_WORK ORDER_
Pick out the lines below with "JSON" and list them.

**** INPUT RECORDS ****

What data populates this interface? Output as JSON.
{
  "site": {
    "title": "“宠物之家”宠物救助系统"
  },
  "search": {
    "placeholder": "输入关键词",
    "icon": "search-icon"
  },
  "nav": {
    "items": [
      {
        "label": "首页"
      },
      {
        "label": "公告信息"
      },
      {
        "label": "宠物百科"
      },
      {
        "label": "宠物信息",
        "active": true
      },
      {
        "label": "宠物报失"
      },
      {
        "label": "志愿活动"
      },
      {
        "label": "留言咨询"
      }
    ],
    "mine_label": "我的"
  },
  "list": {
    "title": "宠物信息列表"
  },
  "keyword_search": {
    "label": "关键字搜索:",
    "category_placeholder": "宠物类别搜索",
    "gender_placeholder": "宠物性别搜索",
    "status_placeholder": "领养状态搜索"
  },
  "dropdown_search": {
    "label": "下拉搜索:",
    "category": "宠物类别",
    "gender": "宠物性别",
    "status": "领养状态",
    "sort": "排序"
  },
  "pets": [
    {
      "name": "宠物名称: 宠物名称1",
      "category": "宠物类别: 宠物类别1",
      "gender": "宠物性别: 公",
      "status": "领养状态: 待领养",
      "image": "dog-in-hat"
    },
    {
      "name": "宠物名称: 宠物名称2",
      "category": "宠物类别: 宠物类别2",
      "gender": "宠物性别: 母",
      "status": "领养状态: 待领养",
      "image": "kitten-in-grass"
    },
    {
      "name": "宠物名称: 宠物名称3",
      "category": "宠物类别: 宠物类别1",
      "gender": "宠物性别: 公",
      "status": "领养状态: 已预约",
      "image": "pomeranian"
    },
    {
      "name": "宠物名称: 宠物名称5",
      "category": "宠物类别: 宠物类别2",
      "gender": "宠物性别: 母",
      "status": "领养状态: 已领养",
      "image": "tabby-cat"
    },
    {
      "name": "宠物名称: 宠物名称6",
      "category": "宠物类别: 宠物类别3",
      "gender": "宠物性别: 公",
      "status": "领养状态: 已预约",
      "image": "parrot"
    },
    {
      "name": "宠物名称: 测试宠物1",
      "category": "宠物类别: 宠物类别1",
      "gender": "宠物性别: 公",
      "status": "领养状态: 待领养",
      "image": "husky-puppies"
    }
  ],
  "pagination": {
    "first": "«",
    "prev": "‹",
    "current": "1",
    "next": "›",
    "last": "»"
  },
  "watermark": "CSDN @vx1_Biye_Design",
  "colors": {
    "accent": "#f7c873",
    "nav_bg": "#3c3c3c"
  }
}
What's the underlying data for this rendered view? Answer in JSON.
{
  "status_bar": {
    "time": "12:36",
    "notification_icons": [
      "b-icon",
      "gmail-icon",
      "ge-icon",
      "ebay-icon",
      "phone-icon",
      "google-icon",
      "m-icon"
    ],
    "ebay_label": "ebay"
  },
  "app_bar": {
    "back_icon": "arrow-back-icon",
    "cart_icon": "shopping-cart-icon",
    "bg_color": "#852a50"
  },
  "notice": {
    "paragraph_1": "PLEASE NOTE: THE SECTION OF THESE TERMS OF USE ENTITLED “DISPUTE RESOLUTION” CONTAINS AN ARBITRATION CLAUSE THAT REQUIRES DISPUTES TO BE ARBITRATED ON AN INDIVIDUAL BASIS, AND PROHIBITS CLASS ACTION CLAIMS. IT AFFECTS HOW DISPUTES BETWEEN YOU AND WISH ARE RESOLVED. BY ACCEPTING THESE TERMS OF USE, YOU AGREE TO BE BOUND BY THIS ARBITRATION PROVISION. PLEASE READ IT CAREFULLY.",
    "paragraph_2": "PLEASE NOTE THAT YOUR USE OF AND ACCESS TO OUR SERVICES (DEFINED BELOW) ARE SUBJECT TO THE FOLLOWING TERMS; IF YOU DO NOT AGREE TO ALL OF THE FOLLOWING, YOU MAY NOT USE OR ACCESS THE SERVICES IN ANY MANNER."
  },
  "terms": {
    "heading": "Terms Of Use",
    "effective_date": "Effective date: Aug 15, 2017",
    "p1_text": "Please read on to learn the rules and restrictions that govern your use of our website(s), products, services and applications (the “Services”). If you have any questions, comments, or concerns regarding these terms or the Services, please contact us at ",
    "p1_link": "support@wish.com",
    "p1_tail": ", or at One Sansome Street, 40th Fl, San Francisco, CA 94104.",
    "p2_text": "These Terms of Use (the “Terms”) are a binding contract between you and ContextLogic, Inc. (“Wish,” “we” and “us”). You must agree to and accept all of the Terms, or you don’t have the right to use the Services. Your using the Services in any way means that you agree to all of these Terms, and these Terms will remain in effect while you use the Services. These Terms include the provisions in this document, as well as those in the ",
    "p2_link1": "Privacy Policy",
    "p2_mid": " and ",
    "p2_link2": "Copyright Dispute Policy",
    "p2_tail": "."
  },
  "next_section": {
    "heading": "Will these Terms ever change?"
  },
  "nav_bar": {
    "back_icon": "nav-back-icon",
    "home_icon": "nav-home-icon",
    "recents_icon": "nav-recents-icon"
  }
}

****

_COMPLETED TASK_
What data populates this interface? Output as JSON.
What's the underlying data for this rendered view? Answer in JSON.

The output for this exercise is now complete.